Justice + Equity in Architecture
At Bora we advocate for diversity, equity and inclusion and have taken intentional, concerted steps to examine and acknowledge the ways in which we, as individuals and as a firm, have been a part of systemic injustice. The lack of diversity and inclusivity in the profession of architecture has given way to a built environment disconnected from the unique needs, values and experiences of its community members.
But we are determined to change this narrative.
Desiring to use our public platform to advocate for justice in the industry, we are committed to the following actions toward equity in all aspects of our practice:
- Application of Critical Race Theory and Design Justice to the design of all our projects moving forward
- Expanded outreach to amplify the presence and voices of BIPOC and women in our community and in our firm
- Support to Black-, minority-, women-owned, and emerging small businesses in consulting and operational expenditures
- Financial sponsorship of education and arts organizations that promote understanding of the historic implications of race and inequity in our society
- Education and dialogue with our staff around the history of racism and exclusion, exploring avenues in which we can be advocates for anti-racism and for the LGBTQIA+ community.
Critical Race Theory and Design Justice

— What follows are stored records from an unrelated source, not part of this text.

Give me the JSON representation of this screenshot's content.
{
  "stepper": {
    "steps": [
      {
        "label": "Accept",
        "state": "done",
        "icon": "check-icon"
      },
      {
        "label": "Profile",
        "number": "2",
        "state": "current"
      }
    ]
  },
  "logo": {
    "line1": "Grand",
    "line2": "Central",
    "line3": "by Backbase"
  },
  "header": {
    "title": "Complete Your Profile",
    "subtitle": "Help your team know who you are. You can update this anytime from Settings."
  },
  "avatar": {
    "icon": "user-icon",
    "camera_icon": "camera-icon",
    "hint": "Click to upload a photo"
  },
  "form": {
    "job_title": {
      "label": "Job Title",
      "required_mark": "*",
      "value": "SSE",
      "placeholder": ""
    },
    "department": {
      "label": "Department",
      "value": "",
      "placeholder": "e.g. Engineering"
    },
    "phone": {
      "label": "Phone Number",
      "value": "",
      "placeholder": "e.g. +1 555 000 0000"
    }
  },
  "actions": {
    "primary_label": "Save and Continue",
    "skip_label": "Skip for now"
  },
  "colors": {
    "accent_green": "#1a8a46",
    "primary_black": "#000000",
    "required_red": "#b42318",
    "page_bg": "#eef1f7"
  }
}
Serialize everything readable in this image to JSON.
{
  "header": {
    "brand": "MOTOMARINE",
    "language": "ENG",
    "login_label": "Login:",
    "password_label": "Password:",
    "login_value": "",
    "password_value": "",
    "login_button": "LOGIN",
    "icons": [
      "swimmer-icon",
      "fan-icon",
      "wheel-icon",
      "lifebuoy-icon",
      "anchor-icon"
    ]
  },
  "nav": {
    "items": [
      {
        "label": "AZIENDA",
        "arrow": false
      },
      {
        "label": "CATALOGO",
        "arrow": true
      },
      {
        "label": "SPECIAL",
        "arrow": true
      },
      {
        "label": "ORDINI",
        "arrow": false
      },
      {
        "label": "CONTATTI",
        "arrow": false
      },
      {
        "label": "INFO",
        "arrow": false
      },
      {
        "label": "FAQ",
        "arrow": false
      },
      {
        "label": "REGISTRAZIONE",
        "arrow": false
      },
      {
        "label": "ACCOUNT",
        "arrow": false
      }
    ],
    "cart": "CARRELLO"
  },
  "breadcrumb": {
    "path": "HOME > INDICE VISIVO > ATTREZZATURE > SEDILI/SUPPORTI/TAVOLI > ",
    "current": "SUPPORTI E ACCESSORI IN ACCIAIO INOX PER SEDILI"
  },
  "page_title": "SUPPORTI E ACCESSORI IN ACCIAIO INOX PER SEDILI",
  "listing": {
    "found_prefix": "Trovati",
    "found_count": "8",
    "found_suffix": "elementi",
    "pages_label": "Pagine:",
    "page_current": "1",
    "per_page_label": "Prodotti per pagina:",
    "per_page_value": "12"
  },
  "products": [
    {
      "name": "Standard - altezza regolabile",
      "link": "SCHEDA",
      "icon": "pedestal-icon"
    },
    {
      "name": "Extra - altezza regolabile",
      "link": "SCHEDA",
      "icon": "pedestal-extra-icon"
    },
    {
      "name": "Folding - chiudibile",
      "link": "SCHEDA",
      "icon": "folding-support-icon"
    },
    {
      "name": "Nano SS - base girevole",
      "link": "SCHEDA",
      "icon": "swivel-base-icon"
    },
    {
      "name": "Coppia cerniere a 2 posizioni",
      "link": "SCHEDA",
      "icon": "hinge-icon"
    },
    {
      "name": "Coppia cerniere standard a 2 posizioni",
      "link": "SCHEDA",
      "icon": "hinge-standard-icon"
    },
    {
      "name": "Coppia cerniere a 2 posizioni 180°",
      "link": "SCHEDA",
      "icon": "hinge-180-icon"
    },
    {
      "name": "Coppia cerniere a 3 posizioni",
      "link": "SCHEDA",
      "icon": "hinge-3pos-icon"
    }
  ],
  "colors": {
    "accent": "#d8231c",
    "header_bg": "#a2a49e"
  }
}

We acknowledge that good design must go beyond aesthetics, innovative programming, and environmental stewardship to champion spaces that respect and reflect the voices and lived experiences of their communities. The principles of Critical Race Theory and Design Justice provide us with equitable lenses through which we make our design decisions.
Critical Race Theory (CRT) centers the voices and experiences of communities who have historically been marginalized by policy makers and design professionals. Believing that space is not neutral, we look to CRT to inform our design approach, engaging stakeholders and communities in a highly participatory process up front to dismantle underlying power structures and systems promoting racial inequity. This allows us to hear firsthand the values and needs of the communities we serve, subsequently informing a design that is safe, welcoming, and authentic to their unique cultures and experiences.
Design Justice acknowledges that race, culture and architecture are inherently intertwined. We invite marginalized people to be an integral part of the design process, using their experiences to guide us into thoughtful, inclusive design decisions. We consider the building’s role in its neighborhood and societal contexts, upholding its spaces as opportunities to honor culture and heal communities. By prioritizing community impact over trying to push our own design agenda, we become facilitators of justice in the built environment.
Our Design of Just Spaces
As a firm we are always learning together, in constant dialogue as we measure our design decisions against the rubric of equity and social justice. We are employing this justice lens on current projects such as the PCC Portland Metropolitan Workforce Training Center (shown right), which has involved extensive outreach and workshops to honor the community and uphold equity on all scales. Our consultant team for this effort is 100% COBID-certified (firms that are minority-owned, women-owned, service-disabled veteran-owned, or emerging small businesses), indicative of our desire to elevate others through partnership, mentorship and growth opportunities.
An Essential Part of Bora Culture
Along with providing CRT and Design Justice training for staff, Bora has an internal Equity Steering Group that champions dialogue, shared knowledge, and action. We believe in the power of platforms like these to spur the personal introspection and growth needed to fuel our external work of justice and equity in design. We foster a culture of allyship that upholds trust and respect, believing people’s narratives and offering repair work when needed.
Our desire is to use our position for good, advocating for marginalized communities, dismantling systemic racism, and tackling our own implicit biases. There is no end to the work, but we are wholly committed to using our skills and our profession to act toward healing, hope, and a stronger and more just society.